You need to test, we're here to help.

You need to test, we're here to help.

09 April 2014

Applying Multi-Stage, Multi-Rate Digital Filtering

63-kHz signal with 60-Hz component
Figure 1: The input signal shows both the desired 63-kHz signal
along with a 60-Hz component. Zoom trace Z1 shows the
60-Hz component in detail.
A while back, we posted some basics on how to apply digital filters to sort out signals with undesirable elements riding on top of them, i.e. a square wave that's being corrupted by a sinusoidal signal creeping in from somewhere in your system design. Now, let's look at how to extend the range of cutoff frequencies for digital filters, allowing them to be used even more effectively.

With Teledyne LeCroy's Digital Filter Package (DFP2), users can select any of seven standard filter types or define a custom filter for application to measured data. You can specify a range of pass-band limits and transition (roll-off) widths for any filter, which are implemented as digital finite impulse response (FIR) filters. The range of band-edge frequencies is a function of the oscilloscope's effective sampling rate. Using the available math traces on Teledyne LeCroy oscilloscopes, you can implement multi-stage, multi-rate filters to extend the range of the DFP2 package's filter limits.

Let's see how this works with an example of a signal (Figure 1). This is a signal you'll commonly find in switching power-supply measurements. The measured waveform contains a 63-kHz pulse-width-modulated signal riding on top of a 60-Hz sine wave. Removal of the 60-Hz signal requires a high-pass filter with a pass-band edge above 60 Hz.

Math operations for multi-stage, multi-rate digital filter
Figure 2: Shown is the series of math operations used
to implement a multi-stage, multi-rate digital filter
While this filter can be implemented with the DFP2 filters, doing so at a 10-Msample/s sampling rate means using filters with a very large number of taps. If we want to reduce the filter size, we must reduce the sampling rate. There are two ways to go about this. One is to reduce the length of the oscilloscope's acquisition memory. The other is to decimate the data using the sparse math function.

Reducing the sampling rate increases the possibility of aliasing the data, especially with a harmonic-rich signal like this one. To limit the possibility of aliasing, the data can be sampled at a high rate and then low-pass filtered, using a digital filter, before decimation. This combination of filtering and decimation before performing another filtering operation on the data is called "multi-stage, multi-rate" digital filtering. It allows you to reduce the effective sampling rate with minimal risk of aliasing, thus extending the usable range of the DFP2 filters.

So here's the multi-stage, multi-rate implementation (Figure 2). The upper trace is the acquired waveform sampled at 10 Msamples/s. The goal is to reduce that sampling rate by 10:1. We accomplished this by first low-pass-filtering the acquired data with a bandwidth of less than 50% of the desired effective sampling rate of 1 Msamples/s.

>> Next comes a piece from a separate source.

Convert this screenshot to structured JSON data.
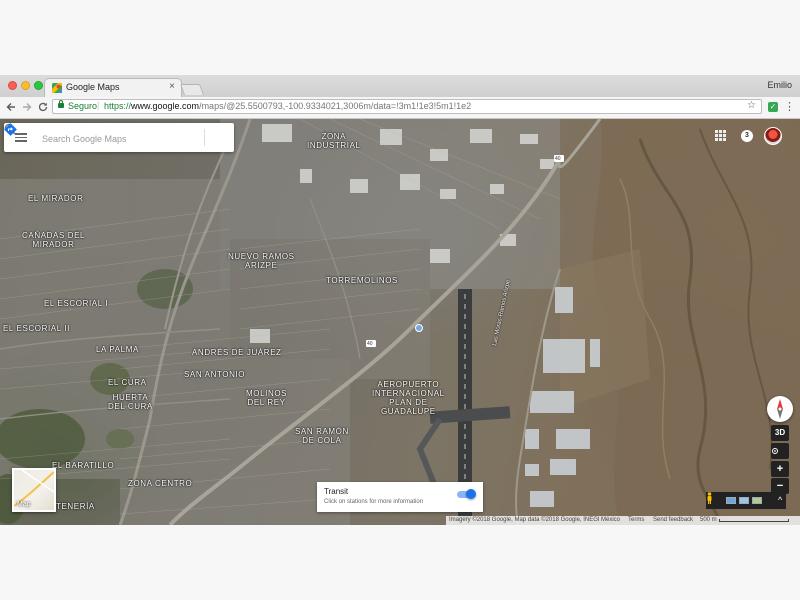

Comparison of input and output spectra
Figure 3: Shown is a comparison of the input and output
spectra with a 40-dB reduction of the 60-Hz component
in the lower (output) trace. The right side shows the
60-Hz component before and after filtering.
Math trace F2 is the signal after low-pass filtering with a bandwidth of 500 kHz. Math trace F3 applies the sparse math function, which is used to decimate waveform data. The decimation ratio of 10:1 is set using the Sparsing Factor variable in the Math dialog box (accessed using the Math Setup menu). The resulting decimation is 10:1 and the effective sampling rate is 1 Msamples/s.

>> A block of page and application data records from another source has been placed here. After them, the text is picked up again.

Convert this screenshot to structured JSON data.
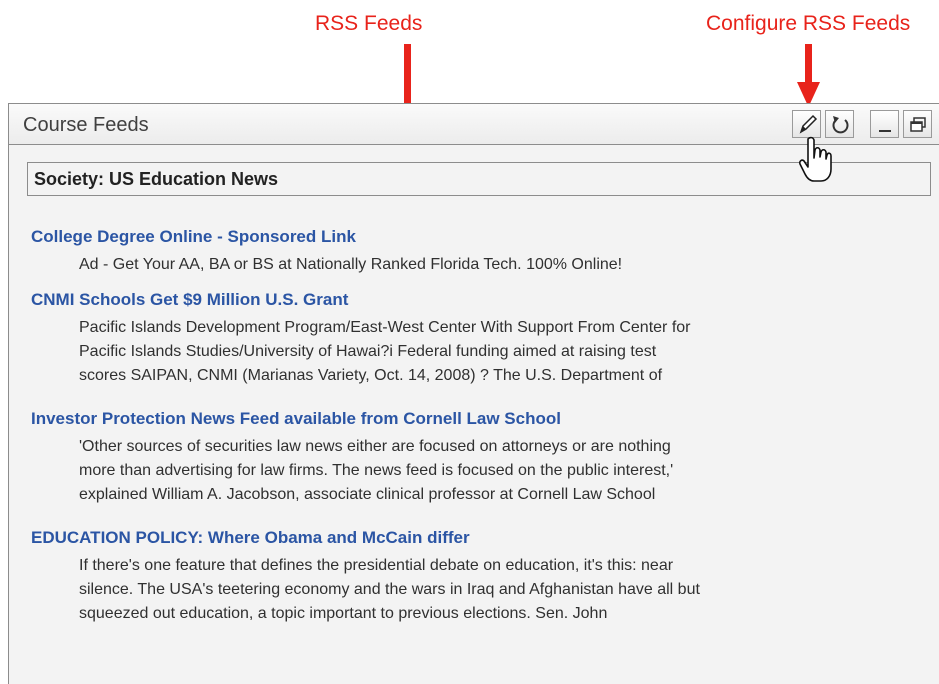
{
  "annotations": {
    "rss_feeds": "RSS Feeds",
    "configure": "Configure RSS Feeds",
    "color": "#e8231b"
  },
  "panel": {
    "title": "Course Feeds",
    "buttons": [
      {
        "name": "edit",
        "icon": "pencil-icon"
      },
      {
        "name": "refresh",
        "icon": "refresh-icon"
      },
      {
        "name": "minimize",
        "icon": "minimize-icon"
      },
      {
        "name": "restore",
        "icon": "restore-icon"
      }
    ]
  },
  "feed": {
    "title": "Society: US Education News",
    "items": [
      {
        "title": "College Degree Online - Sponsored Link",
        "desc": [
          "Ad - Get Your AA, BA or BS at Nationally Ranked Florida Tech. 100% Online!"
        ]
      },
      {
        "title": "CNMI Schools Get $9 Million U.S. Grant",
        "desc": [
          "Pacific Islands Development Program/East-West Center With Support From Center for",
          "Pacific Islands Studies/University of Hawai?i Federal funding aimed at raising test",
          "scores SAIPAN, CNMI (Marianas Variety, Oct. 14, 2008) ? The U.S. Department of"
        ]
      },
      {
        "title": "Investor Protection News Feed available from Cornell Law School",
        "desc": [
          "'Other sources of securities law news either are focused on attorneys or are nothing",
          "more than advertising for law firms. The news feed is focused on the public interest,'",
          "explained William A. Jacobson, associate clinical professor at Cornell Law School"
        ]
      },
      {
        "title": "EDUCATION POLICY: Where Obama and McCain differ",
        "desc": [
          "If there's one feature that defines the presidential debate on education, it's this: near",
          "silence. The USA's teetering economy and the wars in Iraq and Afghanistan have all but",
          "squeezed out education, a topic important to previous elections. Sen. John"
        ]
      }
    ]
  }
}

Math trace F4 is the setup for the high-pass filter. The cutoff frequency is 200 Hz with a transition zone width of 50 Hz. Note that the 60-Hz component has been greatly reduced by the filtering process.

In Figure 3, a comparison of the input and output frequency spectra shows that the 60-Hz component has been reduced by 40 dB. This can be seen in the right-hand zoom trace comparison. The high-pass filtering does not affect spectral components above 300 Hz.

With this example, we can see how multi-stage, multi-rate filtering extends the usable range of the DFP2 digital filters.

No comments:

Post a Comment